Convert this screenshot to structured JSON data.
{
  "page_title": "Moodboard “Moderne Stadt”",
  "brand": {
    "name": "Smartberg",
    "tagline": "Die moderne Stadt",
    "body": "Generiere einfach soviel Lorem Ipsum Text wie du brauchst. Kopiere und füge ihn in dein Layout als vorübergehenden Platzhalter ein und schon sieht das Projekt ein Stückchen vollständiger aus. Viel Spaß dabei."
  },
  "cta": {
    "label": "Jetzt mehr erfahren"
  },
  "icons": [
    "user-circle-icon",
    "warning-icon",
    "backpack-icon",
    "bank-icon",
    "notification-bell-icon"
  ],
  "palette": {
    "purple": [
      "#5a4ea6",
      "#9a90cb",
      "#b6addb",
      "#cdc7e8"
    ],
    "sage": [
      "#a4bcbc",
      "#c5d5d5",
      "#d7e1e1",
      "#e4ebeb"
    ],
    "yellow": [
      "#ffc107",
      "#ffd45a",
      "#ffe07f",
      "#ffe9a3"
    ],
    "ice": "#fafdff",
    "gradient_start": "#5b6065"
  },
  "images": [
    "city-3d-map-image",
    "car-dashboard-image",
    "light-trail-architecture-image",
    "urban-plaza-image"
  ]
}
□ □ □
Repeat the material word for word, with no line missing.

Answer section ▸
Convert this screenshot to structured JSON data.
{
  "page_title": "Moodboard “Moderne Stadt”",
  "brand": {
    "name": "Smartberg",
    "tagline": "Die moderne Stadt",
    "body": "Generiere einfach soviel Lorem Ipsum Text wie du brauchst. Kopiere und füge ihn in dein Layout als vorübergehenden Platzhalter ein und schon sieht das Projekt ein Stückchen vollständiger aus. Viel Spaß dabei."
  },
  "cta": {
    "label": "Jetzt mehr erfahren"
  },
  "icons": [
    "user-circle-icon",
    "warning-icon",
    "backpack-icon",
    "bank-icon",
    "notification-bell-icon"
  ],
  "palette": {
    "purple": [
      "#5a4ea6",
      "#9a90cb",
      "#b6addb",
      "#cdc7e8"
    ],
    "sage": [
      "#a4bcbc",
      "#c5d5d5",
      "#d7e1e1",
      "#e4ebeb"
    ],
    "yellow": [
      "#ffc107",
      "#ffd45a",
      "#ffe07f",
      "#ffe9a3"
    ],
    "ice": "#fafdff",
    "gradient_start": "#5b6065"
  },
  "images": [
    "city-3d-map-image",
    "car-dashboard-image",
    "light-trail-architecture-image",
    "urban-plaza-image"
  ]
}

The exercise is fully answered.